Radiation therapy and chemotherapy treatments may cause temporary or permanent infertility. These side effects are related to a number of factors including the patient's sex, age at time of treatment, the specific type and dose of radiation therapy and/or chemotherapy, the use of single therapy or many therapies, and length of time since treatment.
When cancer or its treatment may cause infertility or sexual dysfunction, every effort should be made to inform and educate the patient about this possibility. When the patient is a child, this can be difficult. The child may be too young to understand issues involving infertility or sexuality, or parents may choose to shield the child from these issues.
Once childhood acute myeloid leukemia (AML) has been diagnosed, tests are done to find out if the cancer has spread to other parts of the body.
The extent or spread of cancer is usually described as stages. In childhood acute myeloid leukemia (AML), the subtype of AML and whether the leukemia has spread outside the blood and bone marrow are used, instead of the stage, to plan treatment. The following tests and procedures may be used to determine if the leukemia has spread:
For men and women receiving radiation therapy to the abdomen or pelvis, the amount of radiation directly to the testes or ovaries is an important factor. In women older than 40 years, infertility may occur at lower doses of radiation. Fertility may be preserved by the use of modern radiation therapy techniques and the use of lead shields to protect the testes. Women may undergo surgery to protect the ovaries by moving them out of the field of radiation.

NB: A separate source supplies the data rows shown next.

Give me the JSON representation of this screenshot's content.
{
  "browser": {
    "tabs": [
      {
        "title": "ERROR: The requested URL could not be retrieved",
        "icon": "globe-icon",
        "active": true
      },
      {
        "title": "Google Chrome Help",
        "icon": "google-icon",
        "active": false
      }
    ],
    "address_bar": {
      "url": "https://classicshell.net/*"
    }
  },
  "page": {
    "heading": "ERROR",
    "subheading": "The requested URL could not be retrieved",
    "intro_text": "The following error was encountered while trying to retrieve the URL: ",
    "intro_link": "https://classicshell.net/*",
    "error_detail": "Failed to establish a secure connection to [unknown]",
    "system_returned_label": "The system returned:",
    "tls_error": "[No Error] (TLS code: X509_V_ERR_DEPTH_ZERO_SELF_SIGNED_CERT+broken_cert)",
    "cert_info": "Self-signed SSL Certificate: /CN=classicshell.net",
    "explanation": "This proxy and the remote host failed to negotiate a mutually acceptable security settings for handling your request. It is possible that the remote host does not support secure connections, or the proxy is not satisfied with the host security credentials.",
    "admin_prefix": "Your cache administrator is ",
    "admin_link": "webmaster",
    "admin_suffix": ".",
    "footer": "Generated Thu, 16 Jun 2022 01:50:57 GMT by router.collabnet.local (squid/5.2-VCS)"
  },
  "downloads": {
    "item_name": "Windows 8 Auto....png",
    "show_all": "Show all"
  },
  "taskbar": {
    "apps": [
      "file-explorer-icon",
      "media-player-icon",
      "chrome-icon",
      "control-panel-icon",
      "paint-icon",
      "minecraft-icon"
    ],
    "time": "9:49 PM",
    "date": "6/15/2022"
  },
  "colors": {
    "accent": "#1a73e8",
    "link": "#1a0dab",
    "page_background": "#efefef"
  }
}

Patients who are concerned about the effects of cancer treatment on their ability to have children should discuss this with their doctor before treatment. The doctor can recommend a counselor or fertility specialist who can discuss available options and help patients and their partners through the decision-making process. Options may include freezing sperm, eggs, or ovarian tissue before cancer treatment.
Current Clinical Trials
Check NCI's list of cancer clinical trials for U.S. supportive and palliative care trials about fertility assessment and management and cryopreservation that are now accepting participants. The list of trials can be further narrowed by location, drug, intervention, and other criteria.
General information about clinical trials is also available from the NCI Web site.